──────── Extracted records
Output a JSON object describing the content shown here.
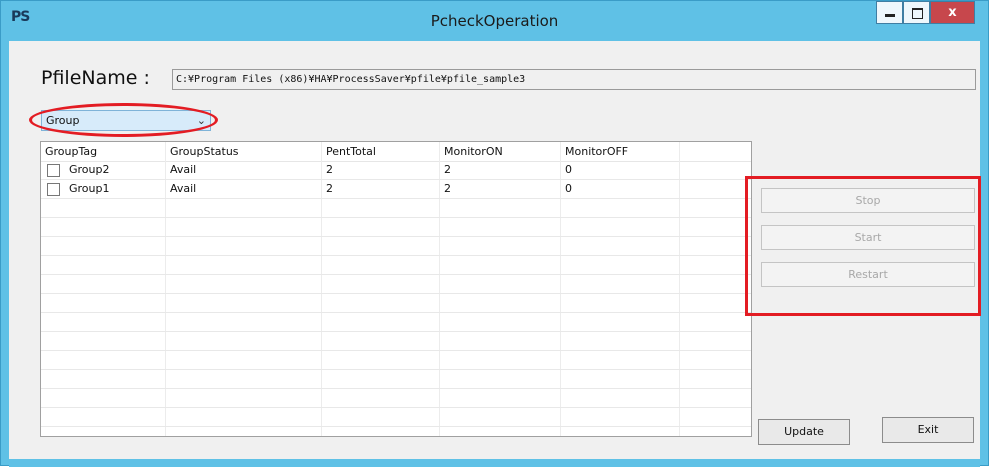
{
  "window": {
    "app_icon": "PS",
    "title": "PcheckOperation",
    "controls": {
      "minimize": "minimize-icon",
      "maximize": "maximize-icon",
      "close_label": "x"
    }
  },
  "pfile": {
    "label": "PfileName :",
    "value": "C:¥Program Files (x86)¥HA¥ProcessSaver¥pfile¥pfile_sample3"
  },
  "selector": {
    "value": "Group"
  },
  "table": {
    "columns": [
      "GroupTag",
      "GroupStatus",
      "PentTotal",
      "MonitorON",
      "MonitorOFF"
    ],
    "rows": [
      {
        "tag": "Group2",
        "status": "Avail",
        "pent_total": "2",
        "monitor_on": "2",
        "monitor_off": "0"
      },
      {
        "tag": "Group1",
        "status": "Avail",
        "pent_total": "2",
        "monitor_on": "2",
        "monitor_off": "0"
      }
    ]
  },
  "actions": {
    "stop": "Stop",
    "start": "Start",
    "restart": "Restart"
  },
  "footer": {
    "update": "Update",
    "exit": "Exit"
  },
  "annotation_color": "#e31c23"
}
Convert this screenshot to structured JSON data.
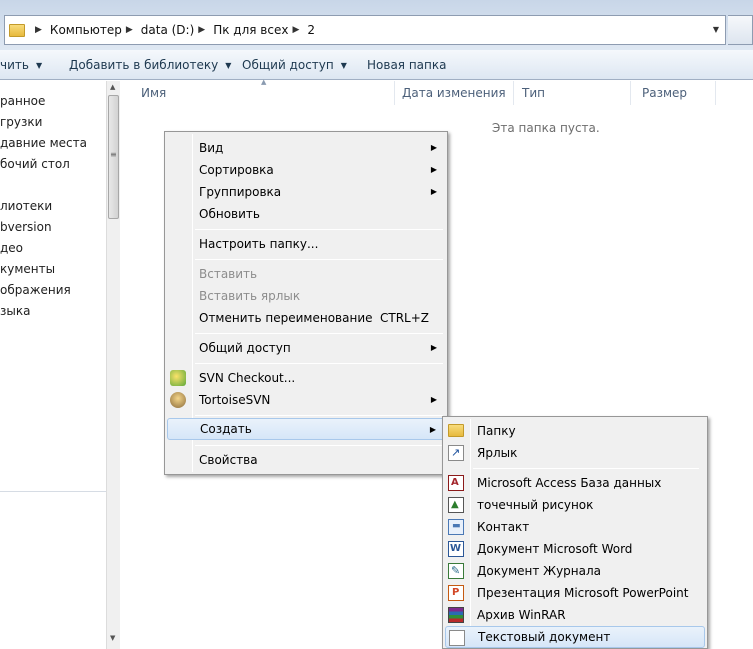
{
  "address": {
    "crumbs": [
      "Компьютер",
      "data (D:)",
      "Пк для всех",
      "2"
    ]
  },
  "toolbar": {
    "items": [
      "чить",
      "Добавить в библиотеку",
      "Общий доступ",
      "Новая папка"
    ]
  },
  "nav": {
    "items": [
      "ранное",
      "грузки",
      "давние места",
      "бочий стол",
      "лиотеки",
      "bversion",
      "део",
      "кументы",
      "ображения",
      "зыка"
    ]
  },
  "columns": [
    "Имя",
    "Дата изменения",
    "Тип",
    "Размер"
  ],
  "empty_message": "Эта папка пуста.",
  "context_menu": {
    "items": [
      {
        "label": "Вид",
        "submenu": true
      },
      {
        "label": "Сортировка",
        "submenu": true
      },
      {
        "label": "Группировка",
        "submenu": true
      },
      {
        "label": "Обновить"
      },
      {
        "label": "Настроить папку..."
      },
      {
        "label": "Вставить",
        "disabled": true
      },
      {
        "label": "Вставить ярлык",
        "disabled": true
      },
      {
        "label": "Отменить переименование",
        "shortcut": "CTRL+Z"
      },
      {
        "label": "Общий доступ",
        "submenu": true
      },
      {
        "label": "SVN Checkout...",
        "icon": "svn-checkout-icon"
      },
      {
        "label": "TortoiseSVN",
        "icon": "tortoisesvn-icon",
        "submenu": true
      },
      {
        "label": "Создать",
        "submenu": true,
        "highlighted": true
      },
      {
        "label": "Свойства"
      }
    ]
  },
  "create_submenu": {
    "items": [
      {
        "label": "Папку",
        "icon": "folder-icon"
      },
      {
        "label": "Ярлык",
        "icon": "shortcut-icon"
      },
      {
        "label": "Microsoft Access База данных",
        "icon": "access-icon"
      },
      {
        "label": "точечный рисунок",
        "icon": "bitmap-icon"
      },
      {
        "label": "Контакт",
        "icon": "contact-icon"
      },
      {
        "label": "Документ Microsoft Word",
        "icon": "word-icon"
      },
      {
        "label": "Документ Журнала",
        "icon": "journal-icon"
      },
      {
        "label": "Презентация Microsoft PowerPoint",
        "icon": "powerpoint-icon"
      },
      {
        "label": "Архив WinRAR",
        "icon": "winrar-icon"
      },
      {
        "label": "Текстовый документ",
        "icon": "text-document-icon",
        "highlighted": true
      }
    ]
  }
}
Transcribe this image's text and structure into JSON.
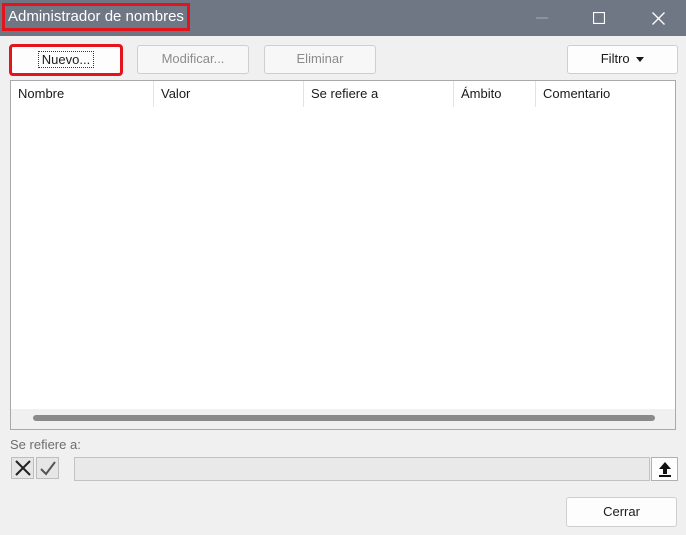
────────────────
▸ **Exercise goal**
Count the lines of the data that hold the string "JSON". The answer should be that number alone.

▸ **Result of this exercise**
3